> **WHAT YOU SHOULD DO**
Go to the line with "Output a JSON" in the material below and copy from there through the line with "Read all visible content and emit it as JSON.", exactly. Pictures are not copied.

> **TASK INPUT**
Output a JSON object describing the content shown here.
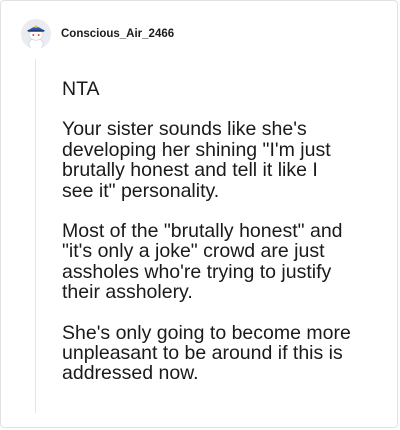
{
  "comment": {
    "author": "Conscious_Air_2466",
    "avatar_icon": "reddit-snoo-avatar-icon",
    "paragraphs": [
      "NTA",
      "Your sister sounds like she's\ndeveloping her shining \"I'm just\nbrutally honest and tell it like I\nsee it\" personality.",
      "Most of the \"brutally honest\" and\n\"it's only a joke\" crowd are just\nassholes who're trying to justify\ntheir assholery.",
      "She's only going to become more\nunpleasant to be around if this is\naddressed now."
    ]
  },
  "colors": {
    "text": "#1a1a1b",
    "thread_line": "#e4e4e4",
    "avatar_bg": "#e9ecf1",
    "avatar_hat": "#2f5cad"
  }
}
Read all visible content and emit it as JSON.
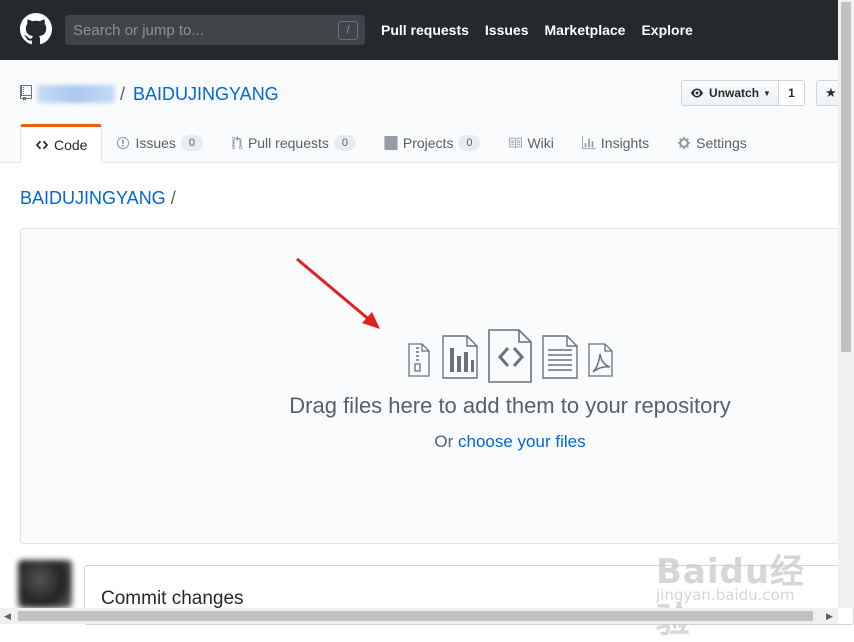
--
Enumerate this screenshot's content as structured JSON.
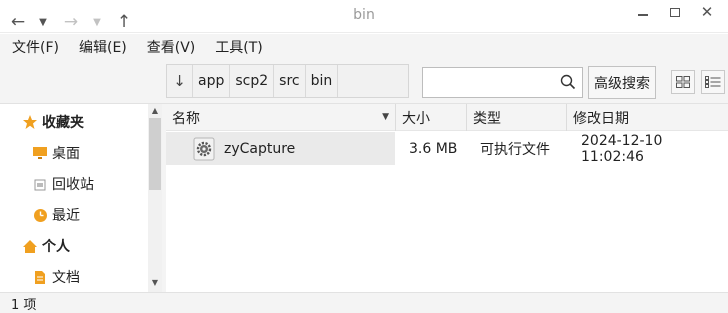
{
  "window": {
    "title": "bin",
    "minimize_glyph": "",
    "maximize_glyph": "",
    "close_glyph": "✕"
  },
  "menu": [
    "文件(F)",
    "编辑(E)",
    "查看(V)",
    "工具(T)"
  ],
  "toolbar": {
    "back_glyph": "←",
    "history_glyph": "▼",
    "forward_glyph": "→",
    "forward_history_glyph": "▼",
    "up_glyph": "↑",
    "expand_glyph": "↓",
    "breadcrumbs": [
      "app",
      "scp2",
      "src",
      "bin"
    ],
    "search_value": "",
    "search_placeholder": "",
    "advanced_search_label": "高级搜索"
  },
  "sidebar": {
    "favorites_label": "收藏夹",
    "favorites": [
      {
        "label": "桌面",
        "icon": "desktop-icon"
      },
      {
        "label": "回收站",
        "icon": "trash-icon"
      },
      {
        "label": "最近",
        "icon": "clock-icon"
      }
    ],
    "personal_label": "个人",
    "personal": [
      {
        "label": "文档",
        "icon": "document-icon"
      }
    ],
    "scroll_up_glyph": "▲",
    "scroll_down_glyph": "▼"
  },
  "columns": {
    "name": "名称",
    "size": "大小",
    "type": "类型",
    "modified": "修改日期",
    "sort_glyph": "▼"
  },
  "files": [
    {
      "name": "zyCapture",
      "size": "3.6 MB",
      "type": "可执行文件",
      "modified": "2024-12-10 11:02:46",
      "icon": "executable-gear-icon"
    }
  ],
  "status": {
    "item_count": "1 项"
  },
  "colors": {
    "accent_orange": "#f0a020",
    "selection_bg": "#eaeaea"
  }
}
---
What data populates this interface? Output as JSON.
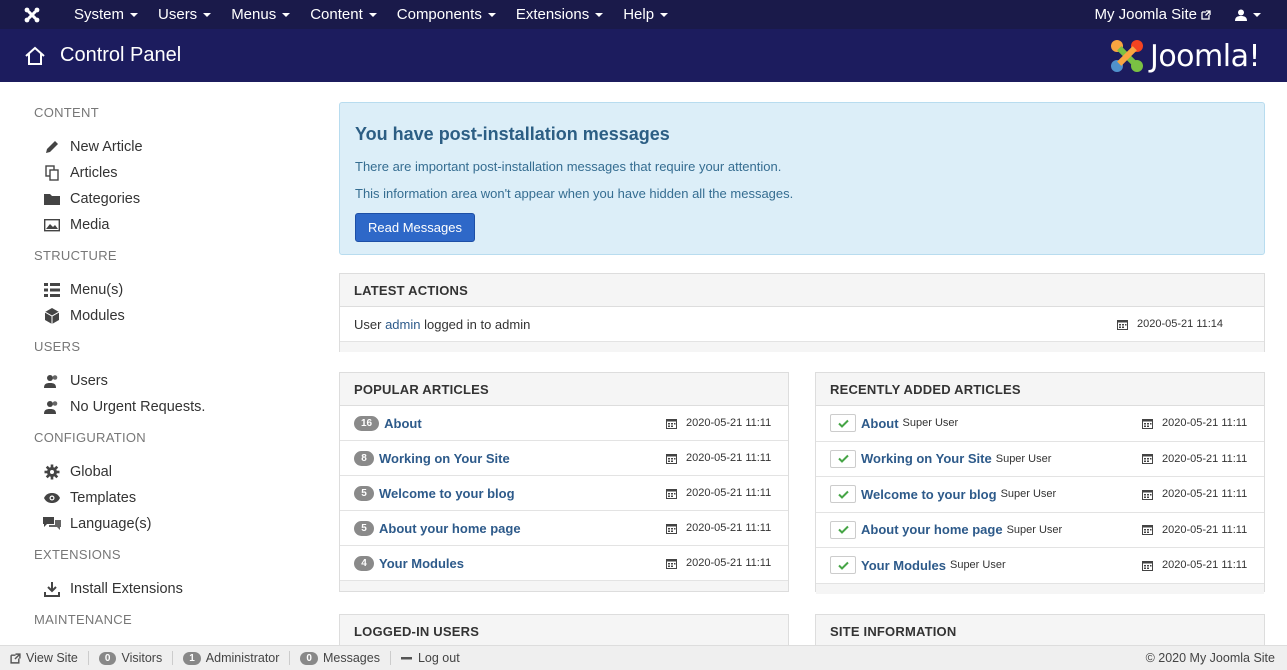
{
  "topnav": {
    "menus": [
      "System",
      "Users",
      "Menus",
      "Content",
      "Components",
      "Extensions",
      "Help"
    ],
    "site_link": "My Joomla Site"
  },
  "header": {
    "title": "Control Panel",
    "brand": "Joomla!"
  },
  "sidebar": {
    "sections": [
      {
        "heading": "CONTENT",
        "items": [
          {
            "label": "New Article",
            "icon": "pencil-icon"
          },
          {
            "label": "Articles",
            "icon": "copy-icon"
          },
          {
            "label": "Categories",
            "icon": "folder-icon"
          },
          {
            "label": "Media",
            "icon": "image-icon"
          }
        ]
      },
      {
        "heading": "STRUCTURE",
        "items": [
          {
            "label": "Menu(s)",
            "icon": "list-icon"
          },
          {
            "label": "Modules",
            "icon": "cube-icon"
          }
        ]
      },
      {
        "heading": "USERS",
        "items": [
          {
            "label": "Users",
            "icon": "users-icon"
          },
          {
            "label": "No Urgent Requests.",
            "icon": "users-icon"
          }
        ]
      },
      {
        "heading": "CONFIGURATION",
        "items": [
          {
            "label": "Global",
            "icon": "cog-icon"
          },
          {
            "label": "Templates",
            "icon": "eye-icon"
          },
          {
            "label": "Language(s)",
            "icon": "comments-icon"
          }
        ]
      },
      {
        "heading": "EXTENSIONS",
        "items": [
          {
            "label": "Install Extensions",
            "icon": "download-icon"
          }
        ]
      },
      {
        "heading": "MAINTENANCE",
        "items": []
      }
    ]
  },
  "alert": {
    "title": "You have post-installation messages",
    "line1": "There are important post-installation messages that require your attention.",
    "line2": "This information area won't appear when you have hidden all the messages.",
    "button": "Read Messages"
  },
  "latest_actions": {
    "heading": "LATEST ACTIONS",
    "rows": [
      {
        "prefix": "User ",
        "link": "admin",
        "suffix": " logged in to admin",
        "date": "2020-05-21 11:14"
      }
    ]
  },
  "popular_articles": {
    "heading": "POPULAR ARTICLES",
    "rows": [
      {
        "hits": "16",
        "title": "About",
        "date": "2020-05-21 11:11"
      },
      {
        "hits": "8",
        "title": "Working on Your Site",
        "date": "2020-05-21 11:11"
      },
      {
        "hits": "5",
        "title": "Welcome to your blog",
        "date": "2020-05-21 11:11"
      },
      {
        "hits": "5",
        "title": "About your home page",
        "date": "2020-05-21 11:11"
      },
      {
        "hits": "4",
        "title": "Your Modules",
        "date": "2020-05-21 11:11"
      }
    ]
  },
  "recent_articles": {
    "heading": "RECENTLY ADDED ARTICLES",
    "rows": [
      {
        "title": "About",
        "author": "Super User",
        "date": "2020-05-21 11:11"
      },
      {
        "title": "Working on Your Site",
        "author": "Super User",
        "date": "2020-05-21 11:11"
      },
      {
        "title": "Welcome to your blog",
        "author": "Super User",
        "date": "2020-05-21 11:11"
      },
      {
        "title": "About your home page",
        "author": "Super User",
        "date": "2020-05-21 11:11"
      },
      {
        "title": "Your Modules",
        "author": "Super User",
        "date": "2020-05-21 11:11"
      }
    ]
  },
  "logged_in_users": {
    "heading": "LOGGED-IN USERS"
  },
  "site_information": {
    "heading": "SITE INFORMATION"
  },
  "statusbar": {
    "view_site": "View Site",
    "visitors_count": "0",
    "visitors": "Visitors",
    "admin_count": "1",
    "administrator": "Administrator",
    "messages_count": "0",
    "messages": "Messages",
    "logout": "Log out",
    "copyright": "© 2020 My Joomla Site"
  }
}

> **ANSWER SECTION**
Output a JSON object describing the content shown here.
{
  "comment": {
    "author": "Conscious_Air_2466",
    "avatar_icon": "reddit-snoo-avatar-icon",
    "paragraphs": [
      "NTA",
      "Your sister sounds like she's\ndeveloping her shining \"I'm just\nbrutally honest and tell it like I\nsee it\" personality.",
      "Most of the \"brutally honest\" and\n\"it's only a joke\" crowd are just\nassholes who're trying to justify\ntheir assholery.",
      "She's only going to become more\nunpleasant to be around if this is\naddressed now."
    ]
  },
  "colors": {
    "text": "#1a1a1b",
    "thread_line": "#e4e4e4",
    "avatar_bg": "#e9ecf1",
    "avatar_hat": "#2f5cad"
  }
}
Read all visible content and emit it as JSON.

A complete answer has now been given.